As we are called to increase our social distance, we need to rely on new ways to stay connected with colleagues, co-hosts, and guests.
Fortunately, podcasting is uniquely suited to remote collaboration. As a medium, it fosters intimacy and substance without requiring close physical proximity.
Remote podcast interviews during COVID-19
When coronavirus first started making headlines, Pediatrica Intensiva was just an idea.
But the concept — a podcast about the art and science of pediatric intensive care — quickly became a reality as the severity of the pandemic became clearer and answers became more elusive.
In an effort to share information fast, Dr. Greg Kelly — a pediatric intensivist from Australia who is currently on sabbatical at SickKids in Toronto, Canada — along with Dr. Peta Alexander, an attending cardiac intensivist at Boston Children’s Hospital, and Dr. Michael Clifford, a pediatric anesthetist and intensivist at The Royal Children’s Hospital Melbourne, launched the podcast months ahead of schedule.
While physicians are accustomed to sharing information and best practices in a variety of different ways, podcasting offered distinct advantages given the urgent and pressing nature of coronavirus.
So Greg and colleagues dived in and recorded their first episode that is only four days old and already has more than twenty-three thousand downloads. “We weren’t meant to release anything quite yet.
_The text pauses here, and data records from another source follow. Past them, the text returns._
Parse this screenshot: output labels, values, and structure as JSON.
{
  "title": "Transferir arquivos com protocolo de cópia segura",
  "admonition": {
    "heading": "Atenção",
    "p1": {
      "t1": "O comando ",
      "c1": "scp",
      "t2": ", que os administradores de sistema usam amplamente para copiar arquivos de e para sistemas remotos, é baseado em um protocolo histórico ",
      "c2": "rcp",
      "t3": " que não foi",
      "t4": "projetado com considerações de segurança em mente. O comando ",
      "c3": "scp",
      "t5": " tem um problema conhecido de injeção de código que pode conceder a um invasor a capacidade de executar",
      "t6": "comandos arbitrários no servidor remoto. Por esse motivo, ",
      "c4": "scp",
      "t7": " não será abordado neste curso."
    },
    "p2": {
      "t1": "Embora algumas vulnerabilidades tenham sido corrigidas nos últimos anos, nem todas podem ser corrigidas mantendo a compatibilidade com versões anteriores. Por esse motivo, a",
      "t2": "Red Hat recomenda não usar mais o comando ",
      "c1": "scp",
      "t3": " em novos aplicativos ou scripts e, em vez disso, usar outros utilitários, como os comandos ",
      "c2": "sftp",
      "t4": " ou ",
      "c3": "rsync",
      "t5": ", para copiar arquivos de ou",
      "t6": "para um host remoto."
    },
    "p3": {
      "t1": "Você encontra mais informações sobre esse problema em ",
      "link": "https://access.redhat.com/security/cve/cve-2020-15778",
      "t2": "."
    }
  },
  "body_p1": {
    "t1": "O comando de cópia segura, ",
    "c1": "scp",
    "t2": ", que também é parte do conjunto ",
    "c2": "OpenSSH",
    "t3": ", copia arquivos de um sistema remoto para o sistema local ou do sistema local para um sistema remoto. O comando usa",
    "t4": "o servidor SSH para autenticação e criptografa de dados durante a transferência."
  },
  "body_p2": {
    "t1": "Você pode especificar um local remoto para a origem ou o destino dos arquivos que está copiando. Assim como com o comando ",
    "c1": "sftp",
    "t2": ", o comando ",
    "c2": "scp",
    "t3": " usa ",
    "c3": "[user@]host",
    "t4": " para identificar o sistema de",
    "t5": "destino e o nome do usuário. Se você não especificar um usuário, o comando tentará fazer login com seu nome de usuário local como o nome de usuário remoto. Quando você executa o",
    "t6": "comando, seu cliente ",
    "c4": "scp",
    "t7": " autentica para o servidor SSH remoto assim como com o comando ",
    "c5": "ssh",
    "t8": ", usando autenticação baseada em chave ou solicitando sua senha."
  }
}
But then everything changed with coronavirus,” Greg says in the very first episode, recorded on SquadCast.
Greg, Peta, and Mike connected with Italian physicians on the frontlines of the fight to control coronavirus in Bergamo, Italy. They joined a session with intensivists Giovanna Colombo and Lorenzo Grazioli to get a first-hand account of treating the virus in a country that has been overwhelmed by it.
Over an hour and eleven minutes, the specialists share observations, their latest understanding of effective treatment and lessons learned.
“You have to train your staff not to be infected,” Lorenzo explains, adding that video tutorials are not enough. Specific, in-person training is essential: “We put someone at the door of the intensive care unit, just to teach [staff] how to dress themselves” in personal protective equipment, Lorenzo says during the episode.
The show must go on — remotely
As the creative world changes, social distancing becomes more necessary and quality remote recording is the new standard for staying connected — we are honored and grateful for the opportunity to connect creatives in these trying times.